While labor cost is important factor in competitiveness, it's not the only factor. US has long lost most of the labor-intensive, low pay industries, and we have long been moving up to food chain of knowledge-based workforce. In the short term, that will be the differentiation between the US and China. So while the media trumpets the manufacturing job loss to China, note that it's not the biggest part of our economy. On the other hand, we should consider the following: 1) so our labor cost lowers, does it mean it's lower than other countries? Like the other person pointed out, China labor cost is also rising, so likely China will experience some job loss to other emerging countries. 2) Germany has one of the highest labor cost in Europe, but it also has the strongest. Why? Because of their higher productivity and value contribution by their labor market, and it's not because they have the lowest cost manufacturing like China.
Absolutely! The labor cost has been the bane of the West. No nation can be competitive if the cost of living arbitrarily rises sharply and the labor cost subsequently matches the high cost of living. The rise in labor cost in China will likely never match that of the West because of the government control on most things in China so the West will always be at a disadvantage especially in the US where citizens never want government in their business.
I don't think they will quite be on the same level but if the innovation quality lags from either side, the shift will most likely be related to that and not necessarily cost. Managers have the task of custting costs so that will always be a major factor when it comes to procurement of services.
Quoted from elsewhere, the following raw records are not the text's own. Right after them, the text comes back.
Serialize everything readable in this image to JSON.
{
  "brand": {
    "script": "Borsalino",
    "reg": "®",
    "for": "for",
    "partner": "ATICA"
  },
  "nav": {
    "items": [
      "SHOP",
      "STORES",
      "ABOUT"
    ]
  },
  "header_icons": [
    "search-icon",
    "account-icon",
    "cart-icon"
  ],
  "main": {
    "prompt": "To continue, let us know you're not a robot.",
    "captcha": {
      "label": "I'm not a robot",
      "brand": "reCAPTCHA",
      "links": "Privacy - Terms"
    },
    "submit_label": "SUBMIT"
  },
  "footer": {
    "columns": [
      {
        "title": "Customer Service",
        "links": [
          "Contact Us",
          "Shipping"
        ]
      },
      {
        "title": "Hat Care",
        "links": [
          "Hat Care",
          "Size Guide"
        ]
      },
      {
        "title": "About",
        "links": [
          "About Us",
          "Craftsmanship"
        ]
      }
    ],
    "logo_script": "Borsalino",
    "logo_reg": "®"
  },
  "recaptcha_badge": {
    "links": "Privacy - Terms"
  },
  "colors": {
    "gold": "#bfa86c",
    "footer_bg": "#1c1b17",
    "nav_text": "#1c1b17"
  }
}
Western labor costs may not be declining but they are definitely not rising. In the meantime, Chinese labor costs are on the rise and they will continue to march higher. These two developments will eventually lead to a situation where Western labor costs won't be as prohibitive in future as they are today. Does that mean Western costs willll match Chinese labor costs soon? I don't think so but they may weaken enough to make some executives review their overall costs and decide the savings may not be worth the headache.
EBN Dialogue enables and encourages you to participate in live chats with notable leaders and luminaries. Not only editors and journalists, but the entire EBN community is able to comment and ask questions. Listed below are upcoming and archived chats.
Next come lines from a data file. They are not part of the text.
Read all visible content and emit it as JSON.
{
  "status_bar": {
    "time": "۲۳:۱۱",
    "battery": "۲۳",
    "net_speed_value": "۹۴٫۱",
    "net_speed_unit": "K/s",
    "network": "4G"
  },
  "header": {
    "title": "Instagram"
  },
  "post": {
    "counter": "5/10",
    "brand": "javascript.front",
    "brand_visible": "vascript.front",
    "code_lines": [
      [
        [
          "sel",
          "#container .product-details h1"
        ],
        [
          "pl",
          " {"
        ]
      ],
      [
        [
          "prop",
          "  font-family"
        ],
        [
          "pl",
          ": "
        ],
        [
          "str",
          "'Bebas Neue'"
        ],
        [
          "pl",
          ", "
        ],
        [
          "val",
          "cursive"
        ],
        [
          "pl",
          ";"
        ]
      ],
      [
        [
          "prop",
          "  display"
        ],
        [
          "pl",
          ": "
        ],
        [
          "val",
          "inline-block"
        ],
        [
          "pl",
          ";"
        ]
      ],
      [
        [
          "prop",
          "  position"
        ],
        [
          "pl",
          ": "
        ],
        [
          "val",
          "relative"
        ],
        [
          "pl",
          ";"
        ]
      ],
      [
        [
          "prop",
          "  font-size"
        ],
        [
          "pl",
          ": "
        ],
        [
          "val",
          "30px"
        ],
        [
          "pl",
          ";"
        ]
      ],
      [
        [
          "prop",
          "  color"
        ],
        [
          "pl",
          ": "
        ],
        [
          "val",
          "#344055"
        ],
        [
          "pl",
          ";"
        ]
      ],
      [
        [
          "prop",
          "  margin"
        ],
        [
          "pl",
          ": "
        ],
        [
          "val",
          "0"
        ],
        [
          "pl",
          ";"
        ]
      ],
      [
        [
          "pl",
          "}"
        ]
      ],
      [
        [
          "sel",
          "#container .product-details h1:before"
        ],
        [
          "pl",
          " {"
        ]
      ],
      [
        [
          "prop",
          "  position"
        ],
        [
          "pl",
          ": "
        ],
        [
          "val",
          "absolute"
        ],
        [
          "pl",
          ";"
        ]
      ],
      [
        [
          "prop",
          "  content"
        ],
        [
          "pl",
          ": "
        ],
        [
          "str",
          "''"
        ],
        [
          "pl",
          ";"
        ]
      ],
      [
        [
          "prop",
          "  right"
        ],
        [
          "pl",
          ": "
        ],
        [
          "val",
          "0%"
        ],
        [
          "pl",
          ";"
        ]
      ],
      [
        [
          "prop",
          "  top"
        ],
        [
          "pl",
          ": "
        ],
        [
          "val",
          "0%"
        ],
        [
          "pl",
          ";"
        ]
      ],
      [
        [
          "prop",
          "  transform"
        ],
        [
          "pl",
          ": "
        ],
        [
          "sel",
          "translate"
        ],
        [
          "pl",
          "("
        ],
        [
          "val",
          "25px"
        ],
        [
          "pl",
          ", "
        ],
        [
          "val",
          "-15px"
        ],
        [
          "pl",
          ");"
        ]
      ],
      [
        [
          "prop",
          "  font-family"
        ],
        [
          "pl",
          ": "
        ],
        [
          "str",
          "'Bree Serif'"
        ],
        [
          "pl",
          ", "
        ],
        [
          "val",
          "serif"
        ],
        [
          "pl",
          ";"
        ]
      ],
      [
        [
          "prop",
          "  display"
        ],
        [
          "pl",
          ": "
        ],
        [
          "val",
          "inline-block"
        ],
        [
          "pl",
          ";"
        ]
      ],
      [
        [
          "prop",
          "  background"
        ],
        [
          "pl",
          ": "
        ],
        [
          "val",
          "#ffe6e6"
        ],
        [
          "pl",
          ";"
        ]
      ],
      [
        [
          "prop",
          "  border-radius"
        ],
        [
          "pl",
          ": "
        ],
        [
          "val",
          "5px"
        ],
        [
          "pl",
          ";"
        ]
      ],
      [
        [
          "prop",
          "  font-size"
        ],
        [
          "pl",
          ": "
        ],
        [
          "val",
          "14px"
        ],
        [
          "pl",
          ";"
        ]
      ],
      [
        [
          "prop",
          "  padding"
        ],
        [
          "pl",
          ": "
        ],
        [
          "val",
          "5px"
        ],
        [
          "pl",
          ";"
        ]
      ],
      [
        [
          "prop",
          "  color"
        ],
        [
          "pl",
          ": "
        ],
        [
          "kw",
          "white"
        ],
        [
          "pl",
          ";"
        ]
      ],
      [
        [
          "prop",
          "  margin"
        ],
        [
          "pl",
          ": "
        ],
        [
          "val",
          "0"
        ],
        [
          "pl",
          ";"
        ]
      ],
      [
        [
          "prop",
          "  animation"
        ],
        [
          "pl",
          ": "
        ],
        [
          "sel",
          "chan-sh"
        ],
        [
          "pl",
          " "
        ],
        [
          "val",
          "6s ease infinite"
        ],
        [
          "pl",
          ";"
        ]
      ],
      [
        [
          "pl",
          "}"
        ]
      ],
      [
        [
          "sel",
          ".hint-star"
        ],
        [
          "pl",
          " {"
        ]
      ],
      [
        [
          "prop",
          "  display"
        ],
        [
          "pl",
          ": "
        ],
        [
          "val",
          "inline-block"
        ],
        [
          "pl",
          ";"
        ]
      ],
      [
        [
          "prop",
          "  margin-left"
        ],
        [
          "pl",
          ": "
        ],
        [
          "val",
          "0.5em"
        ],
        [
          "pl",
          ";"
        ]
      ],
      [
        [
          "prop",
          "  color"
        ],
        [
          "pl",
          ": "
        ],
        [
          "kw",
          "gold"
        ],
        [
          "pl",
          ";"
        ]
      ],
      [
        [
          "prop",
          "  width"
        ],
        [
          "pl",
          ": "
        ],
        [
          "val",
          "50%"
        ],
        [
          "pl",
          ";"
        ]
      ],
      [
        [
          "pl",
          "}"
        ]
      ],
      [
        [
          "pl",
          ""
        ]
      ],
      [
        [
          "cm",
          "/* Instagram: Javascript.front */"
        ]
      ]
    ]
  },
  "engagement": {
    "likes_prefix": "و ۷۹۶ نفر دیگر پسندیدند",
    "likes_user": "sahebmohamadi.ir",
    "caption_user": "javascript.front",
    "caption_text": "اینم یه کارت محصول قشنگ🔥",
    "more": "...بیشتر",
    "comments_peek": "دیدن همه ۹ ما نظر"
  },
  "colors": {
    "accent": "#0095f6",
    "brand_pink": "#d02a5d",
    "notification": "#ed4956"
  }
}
Thailand Stages a Comeback Join EBN contributor Jennifer Baljko on Thursday August 23, 2012, at 11:00 a.m. EST for a live chat on how electronic manufacturers in Thailand have shored up their supply chain to reduce the impact of future natural disasters.
Microsoft Surface: Potential Winners & Losers What are the implications for the electronics industry supply chain of Microsoft Corp.'s decision to launch its own tablet PC? Join industry veteran and EE Times' systems and OEM expert Rick Merritt on Tuesday, July 3, at 12:00 pm EDT for a Live Chat on this subject.
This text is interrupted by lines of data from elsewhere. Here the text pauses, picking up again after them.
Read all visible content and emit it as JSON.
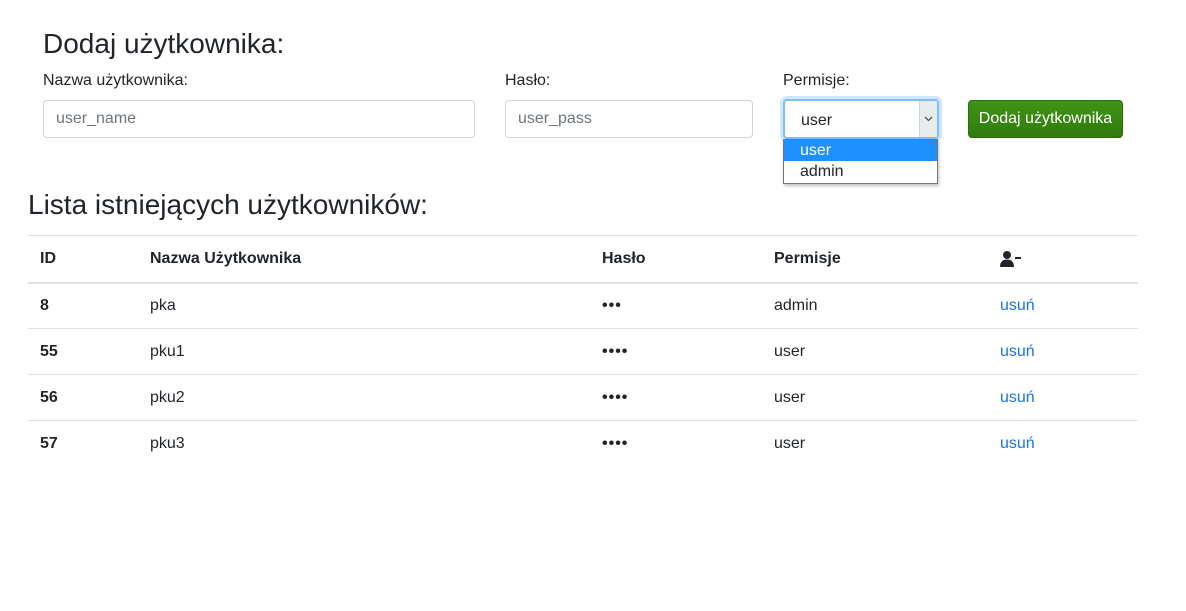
{
  "add_form": {
    "title": "Dodaj użytkownika:",
    "username": {
      "label": "Nazwa użytkownika:",
      "placeholder": "user_name"
    },
    "password": {
      "label": "Hasło:",
      "placeholder": "user_pass"
    },
    "permissions": {
      "label": "Permisje:",
      "value": "user",
      "options": [
        "user",
        "admin"
      ],
      "highlighted": "user"
    },
    "submit_label": "Dodaj użytkownika",
    "submit_color": "#3b8a13"
  },
  "users_list": {
    "title": "Lista istniejących użytkowników:",
    "columns": {
      "id": "ID",
      "name": "Nazwa Użytkownika",
      "password": "Hasło",
      "permissions": "Permisje",
      "action_icon": "user-minus-icon"
    },
    "rows": [
      {
        "id": "8",
        "name": "pka",
        "password": "•••",
        "permissions": "admin",
        "action": "usuń"
      },
      {
        "id": "55",
        "name": "pku1",
        "password": "••••",
        "permissions": "user",
        "action": "usuń"
      },
      {
        "id": "56",
        "name": "pku2",
        "password": "••••",
        "permissions": "user",
        "action": "usuń"
      },
      {
        "id": "57",
        "name": "pku3",
        "password": "••••",
        "permissions": "user",
        "action": "usuń"
      }
    ],
    "link_color": "#1a73e8"
  }
}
Join EBN contributor Jennifer Baljko on Thursday August 23, 2012, at 11:00 a.m. EST for a live chat on how electronic manufacturers in Thailand have shored up their supply chain to reduce the impact of future natural disasters.
Peter Drucker famously said "Trying to predict the future is like trying to drive down a country road at night with no lights while looking out the back window." Yet in the razor's-edge world of electronics—with a lean supply chain and just-in-time demands—the need to know the future is vital.
While no one really can accurately predict the future, we can take guidance from another Drucker saying which is the best way to predict the future is to create it.
You've heard the saying "the No. 1 supply chain risk is your people." That hasn't always been the case. But today's complex global supply chain requires a new type of multitalented employee. It's one who understands, finance, marketing, economics, is savvy with technology, graceful with relationships and can think analytically.
Where are these people? Are universities properly preparing the next generation supply chain professionals? How do train your existing workforce for these new, demanding positions?
Brian Fuller, editor-in-chief of EBN, will lead a 60-minute Avnet Velocity panel discussion that will ask and answer these and other questions swirling around today's supply-chain talent challenges.